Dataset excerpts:

· · ·

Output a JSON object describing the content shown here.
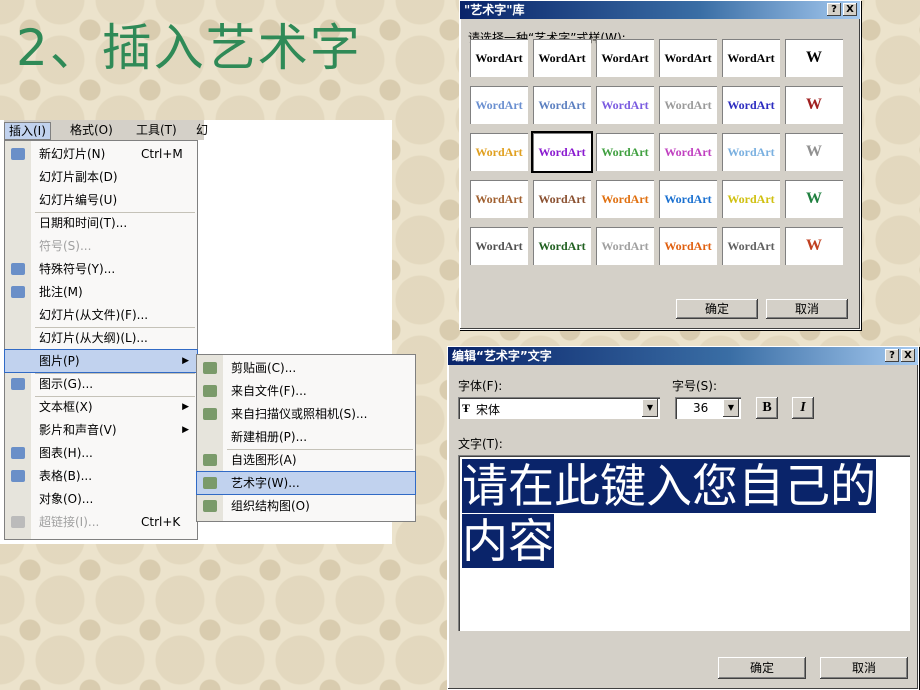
{
  "slide": {
    "title": "2、插入艺术字"
  },
  "menubar": {
    "items": [
      "插入(I)",
      "格式(O)",
      "工具(T)",
      "幻"
    ]
  },
  "insert_menu": {
    "items": [
      {
        "label": "新幻灯片(N)",
        "shortcut": "Ctrl+M",
        "icon": "new-slide-icon"
      },
      {
        "label": "幻灯片副本(D)",
        "shortcut": ""
      },
      {
        "label": "幻灯片编号(U)",
        "shortcut": ""
      },
      {
        "label": "日期和时间(T)...",
        "shortcut": ""
      },
      {
        "label": "符号(S)...",
        "shortcut": "",
        "disabled": true
      },
      {
        "label": "特殊符号(Y)...",
        "shortcut": "",
        "icon": "special-symbol-icon"
      },
      {
        "label": "批注(M)",
        "shortcut": "",
        "icon": "comment-icon"
      },
      {
        "label": "幻灯片(从文件)(F)...",
        "shortcut": ""
      },
      {
        "label": "幻灯片(从大纲)(L)...",
        "shortcut": ""
      },
      {
        "label": "图片(P)",
        "shortcut": "",
        "submenu": true,
        "highlighted": true
      },
      {
        "label": "图示(G)...",
        "shortcut": "",
        "icon": "diagram-icon"
      },
      {
        "label": "文本框(X)",
        "shortcut": "",
        "submenu": true
      },
      {
        "label": "影片和声音(V)",
        "shortcut": "",
        "submenu": true
      },
      {
        "label": "图表(H)...",
        "shortcut": "",
        "icon": "chart-icon"
      },
      {
        "label": "表格(B)...",
        "shortcut": "",
        "icon": "table-icon"
      },
      {
        "label": "对象(O)...",
        "shortcut": ""
      },
      {
        "label": "超链接(I)...",
        "shortcut": "Ctrl+K",
        "disabled": true,
        "icon": "hyperlink-icon"
      }
    ]
  },
  "picture_submenu": {
    "items": [
      {
        "label": "剪贴画(C)...",
        "icon": "clipart-icon"
      },
      {
        "label": "来自文件(F)...",
        "icon": "from-file-icon"
      },
      {
        "label": "来自扫描仪或照相机(S)...",
        "icon": "scanner-icon"
      },
      {
        "label": "新建相册(P)..."
      },
      {
        "label": "自选图形(A)",
        "icon": "autoshape-icon"
      },
      {
        "label": "艺术字(W)...",
        "icon": "wordart-icon",
        "highlighted": true
      },
      {
        "label": "组织结构图(O)",
        "icon": "org-chart-icon"
      }
    ]
  },
  "wordart_gallery": {
    "title": "\"艺术字\"库",
    "prompt": "请选择一种“艺术字”式样(W):",
    "sample": "WordArt",
    "vertical_sample": "W",
    "ok": "确定",
    "cancel": "取消",
    "help": "?",
    "close": "X",
    "styles": [
      [
        "#fff",
        "#000"
      ],
      [
        "#fff",
        "#000"
      ],
      [
        "#fff",
        "#000"
      ],
      [
        "#fff",
        "#000"
      ],
      [
        "#fff",
        "#000"
      ],
      [
        "#fff",
        "#6a8fd0"
      ],
      [
        "#fff",
        "#5b7fc0"
      ],
      [
        "#fff",
        "#7a5be0"
      ],
      [
        "#fff",
        "#9a9a9a"
      ],
      [
        "#fff",
        "#2c2cc0"
      ],
      [
        "#fff",
        "#e0a020"
      ],
      [
        "#fff",
        "#8a1ad0"
      ],
      [
        "#fff",
        "#40a040"
      ],
      [
        "#fff",
        "#c040c0"
      ],
      [
        "#fff",
        "#7ab0e0"
      ],
      [
        "#fff",
        "#a06030"
      ],
      [
        "#fff",
        "#8a5030"
      ],
      [
        "#fff",
        "#e07010"
      ],
      [
        "#fff",
        "#1a70d0"
      ],
      [
        "#fff",
        "#d0c010"
      ],
      [
        "#fff",
        "#505050"
      ],
      [
        "#fff",
        "#206020"
      ],
      [
        "#fff",
        "#a0a0a0"
      ],
      [
        "#fff",
        "#e06010"
      ],
      [
        "#fff",
        "#606060"
      ]
    ],
    "vertical_colors": [
      "#000",
      "#a02020",
      "#909090",
      "#208040",
      "#c04020"
    ]
  },
  "edit_wordart": {
    "title": "编辑“艺术字”文字",
    "font_label": "字体(F):",
    "font_value": "宋体",
    "size_label": "字号(S):",
    "size_value": "36",
    "bold": "B",
    "italic": "I",
    "text_label": "文字(T):",
    "text_value": "请在此键入您自己的内容",
    "ok": "确定",
    "cancel": "取消",
    "help": "?",
    "close": "X"
  }
}
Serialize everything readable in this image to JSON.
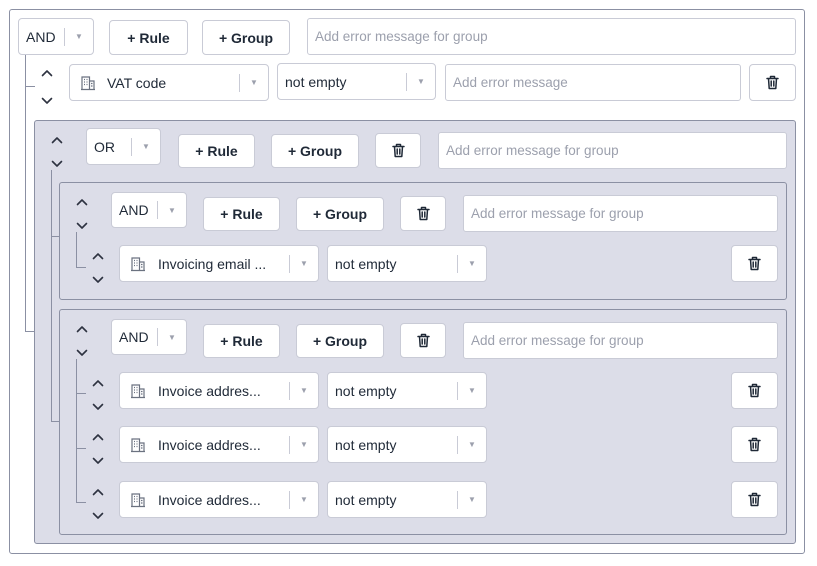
{
  "labels": {
    "add_rule": "+ Rule",
    "add_group": "+ Group",
    "group_error_placeholder": "Add error message for group",
    "rule_error_placeholder": "Add error message"
  },
  "root": {
    "combinator": "AND",
    "rule": {
      "field": "VAT code",
      "operator": "not empty"
    }
  },
  "group1": {
    "combinator": "OR"
  },
  "group2": {
    "combinator": "AND",
    "rule": {
      "field": "Invoicing email ...",
      "operator": "not empty"
    }
  },
  "group3": {
    "combinator": "AND",
    "rules": [
      {
        "field": "Invoice addres...",
        "operator": "not empty"
      },
      {
        "field": "Invoice addres...",
        "operator": "not empty"
      },
      {
        "field": "Invoice addres...",
        "operator": "not empty"
      }
    ]
  },
  "icons": {
    "field": "building-icon",
    "delete": "trash-icon",
    "move_up": "chevron-up-icon",
    "move_down": "chevron-down-icon",
    "dropdown": "caret-down-icon"
  },
  "colors": {
    "border": "#8b90a3",
    "nested_background": "#dcdde8",
    "control_border": "#c9cbd6",
    "placeholder": "#9ca0ad"
  }
}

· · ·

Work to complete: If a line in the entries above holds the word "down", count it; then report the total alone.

Answer section: 2